May 4, 2009
Regarding ‘EU lawmakers reject revised energy labels‘:
The current dispute concerning the Energy Labelling Directive between the Parliament on one hand and the Commission and the Council on the other, is taking a theological course along the lines of ‘how many angels can dance on the head of a pin?’.
All parties agree that due to technical advances, the current system needs to be amended – urgently. So far, so good.
The new system needs to have two core features: on the one hand, it needs to be easily comprehensible by people purchasing products. On the other, it needs to be easy to administer and up-date, so that the labels remain relevant. It might also be nice if the directive lasted a reasonable length of time.
The idea of attaching a date to the ‘A’ label is not a bad one, but implies a regular updating of what exactly constitutes an ‘A’ product (across an ever-expanding range of products). In turn, this raises questions on how often the ‘A’ label would need to be revised.

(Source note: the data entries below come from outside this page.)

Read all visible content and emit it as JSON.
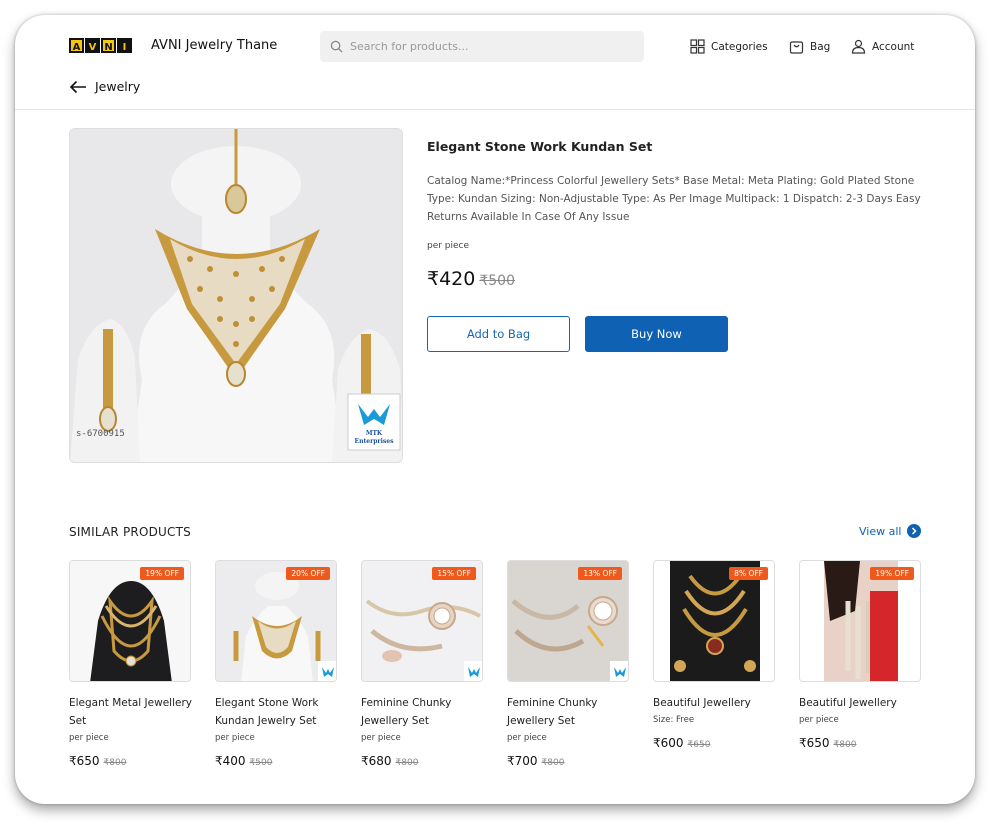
{
  "header": {
    "logo_letters": [
      "A",
      "V",
      "N",
      "I"
    ],
    "store_name": "AVNI Jewelry Thane",
    "search_placeholder": "Search for products...",
    "nav": {
      "categories": "Categories",
      "bag": "Bag",
      "account": "Account"
    },
    "back_label": "Jewelry"
  },
  "product": {
    "title": "Elegant Stone Work Kundan Set",
    "description": "Catalog Name:*Princess Colorful Jewellery Sets* Base Metal: Meta Plating: Gold Plated Stone Type: Kundan Sizing: Non-Adjustable Type: As Per Image Multipack: 1 Dispatch: 2-3 Days Easy Returns Available In Case Of Any Issue",
    "unit": "per piece",
    "price": "₹420",
    "mrp": "₹500",
    "image_id_watermark": "s-6700915",
    "image_brand_line1": "MTK",
    "image_brand_line2": "Enterprises",
    "add_to_bag": "Add to Bag",
    "buy_now": "Buy Now"
  },
  "similar": {
    "title": "SIMILAR PRODUCTS",
    "view_all": "View all",
    "items": [
      {
        "name": "Elegant Metal Jewellery Set",
        "sub": "per piece",
        "price": "₹650",
        "mrp": "₹800",
        "discount": "19% OFF"
      },
      {
        "name": "Elegant Stone Work Kundan Jewelry Set",
        "sub": "per piece",
        "price": "₹400",
        "mrp": "₹500",
        "discount": "20% OFF"
      },
      {
        "name": "Feminine Chunky Jewellery Set",
        "sub": "per piece",
        "price": "₹680",
        "mrp": "₹800",
        "discount": "15% OFF"
      },
      {
        "name": "Feminine Chunky Jewellery Set",
        "sub": "per piece",
        "price": "₹700",
        "mrp": "₹800",
        "discount": "13% OFF"
      },
      {
        "name": "Beautiful Jewellery",
        "sub": "Size: Free",
        "price": "₹600",
        "mrp": "₹650",
        "discount": "8% OFF"
      },
      {
        "name": "Beautiful Jewellery",
        "sub": "per piece",
        "price": "₹650",
        "mrp": "₹800",
        "discount": "19% OFF"
      }
    ]
  },
  "colors": {
    "primary": "#0f62b3",
    "discount_badge": "#ef5a1c",
    "logo_yellow": "#f5c518"
  }
}
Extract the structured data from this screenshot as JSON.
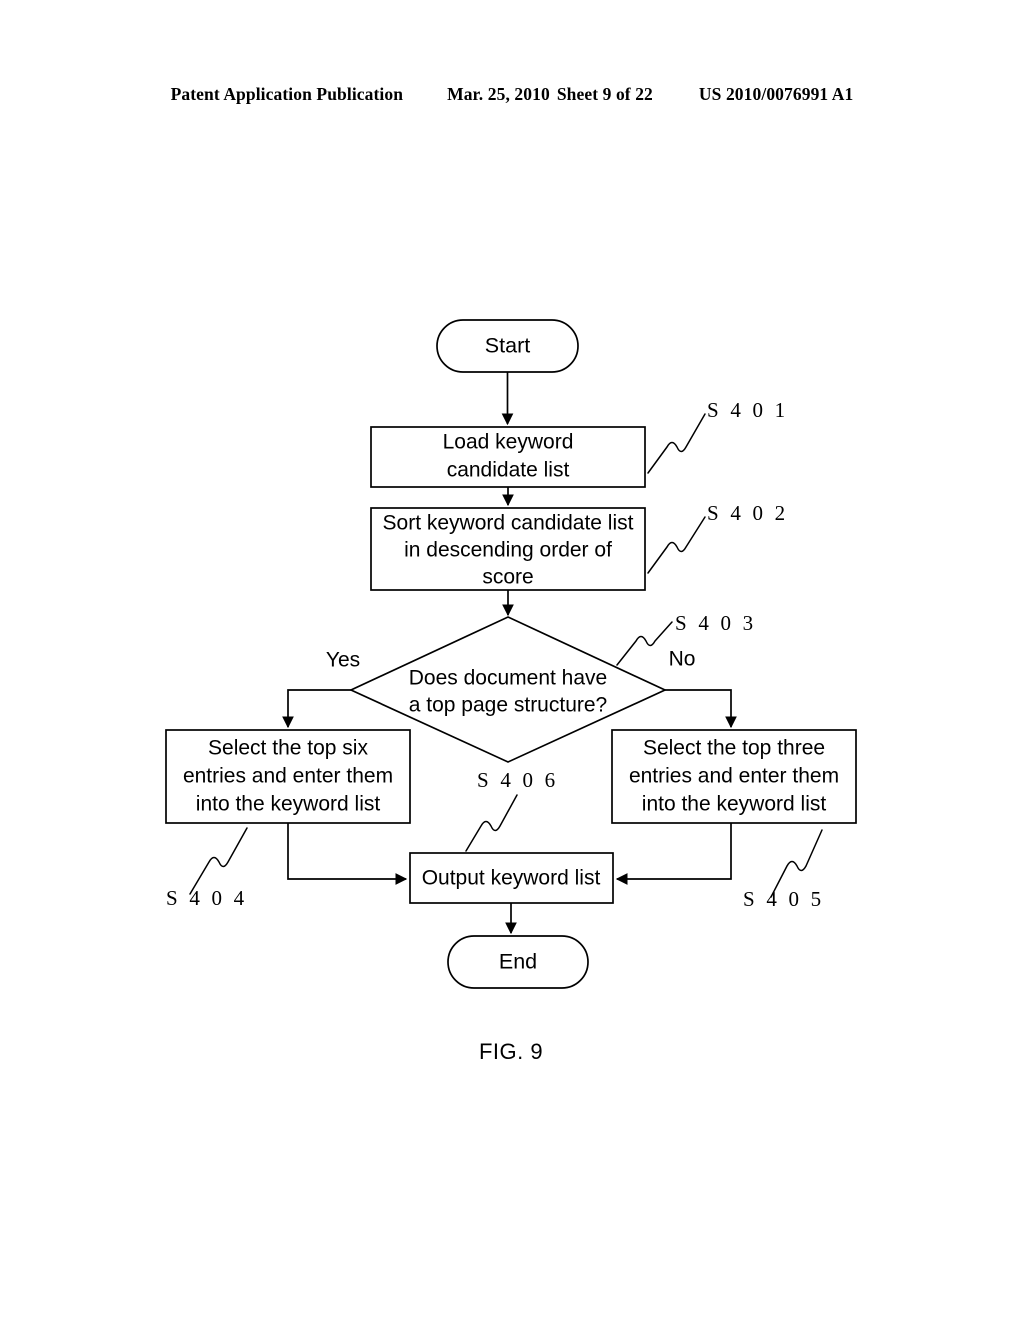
{
  "header": {
    "publication": "Patent Application Publication",
    "date": "Mar. 25, 2010",
    "sheet": "Sheet 9 of 22",
    "patent_number": "US 2010/0076991 A1"
  },
  "figure": {
    "caption": "FIG. 9"
  },
  "flowchart": {
    "start": {
      "label": "Start"
    },
    "end": {
      "label": "End"
    },
    "steps": [
      {
        "id": "S401",
        "step_label": "S 4 0 1",
        "lines": [
          "Load keyword",
          "candidate list"
        ]
      },
      {
        "id": "S402",
        "step_label": "S 4 0 2",
        "lines": [
          "Sort keyword candidate list",
          "in descending order of",
          "score"
        ]
      },
      {
        "id": "S403",
        "step_label": "S 4 0 3",
        "lines": [
          "Does document have",
          "a top page structure?"
        ],
        "yes_label": "Yes",
        "no_label": "No"
      },
      {
        "id": "S404",
        "step_label": "S 4 0 4",
        "lines": [
          "Select the top six",
          "entries and enter them",
          "into the keyword list"
        ]
      },
      {
        "id": "S405",
        "step_label": "S 4 0 5",
        "lines": [
          "Select the top three",
          "entries and enter them",
          "into the keyword list"
        ]
      },
      {
        "id": "S406",
        "step_label": "S 4 0 6",
        "lines": [
          "Output keyword list"
        ]
      }
    ]
  }
}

Yearly? Every two years? Every three?
No doubt somebody somewhere has a crystal ball that can predict the rate of technological change in a range of products and thus arrive at a good frequency (for those that missed it – that was ironic). Summary: easy-to-understand system, tricky to administer.
The idea of placing a number, -20%, -30%, etc., after the ‘A’ label may be a bit clumsy, but has the benefit of ease of administration. Once the ‘A’ label is defined (or for that matter the B, C, D, etc.), it is a relatively simple matter to decide if a product is exactly ‘A’ or -10% or -20% in terms of the energy that it uses.
At this point, I become genuinely curious with respect to the issue of ‘confusion’ amongst shoppers with respect to this approach.
If I see a label that says ‘30% off’, I usually interpret that as 30% off the price. I think it would be reasonable to extend this view of things to perhaps 99% of the EU population. Likewise, if I see an energy label (they are somewhat difficult to miss) and next to the ‘A’ I see -30%, I have two choices – it is either 30% better in its energy performance, or 30% worse than the standard ‘A’ label, assuming it is ‘A’ labelled.
Oddly, in places selling products with energy labels, I have noticed a life form called ‘salespeople’. They seem to alternate between being helpful and irritating. Nevertheless, for those confused by what -30% means, I will charitably assume that staff training will equip the salespeople with sufficient knowledge to answer the question in a comprehensible and hopefully comprehensive fashion.
Moving back to the EP vs EC dispute. I wonder if anybody has actually given some thought to the sales process and the fact that most of the time, salespeople tend to be around to answer questions. Or is the dispute more about the EP ‘flexing its regulatory muscles’ and getting some payback for the fun and games we all saw with the ‘package’ in December. In which case, we are certainly in the territory of angels and pin heads.
Plugging one gap – in the case of Internet sales, if you have the brain power to select and order a product over the Internet, I can assure the EP that the people so doing will have the intellectual capacity to work out what an energy label means, howsoever revised.
The revised Energy Labelling Directive is the work of the EC. If it does not work, then ‘they own the problem’. If on the other hand the EP pushes the EC into implementing a revised directive that has its origins in EP ideas then, in the event of failure, it would be fair and reasonable for the EC to say to the EP, ‘told you so’ and ‘you own the problem now, baby’.
Suggestion to the EP: in terms of legislation, make sure the EC does not lose its grip on common sense, otherwise, take a more strategic view of things. If not, then – as is common – EU citizens will ask why their elected representatives are arguing over the number of angles dancing on the head of a pin (or in the case of the Dutch – ants and their reproductive habits).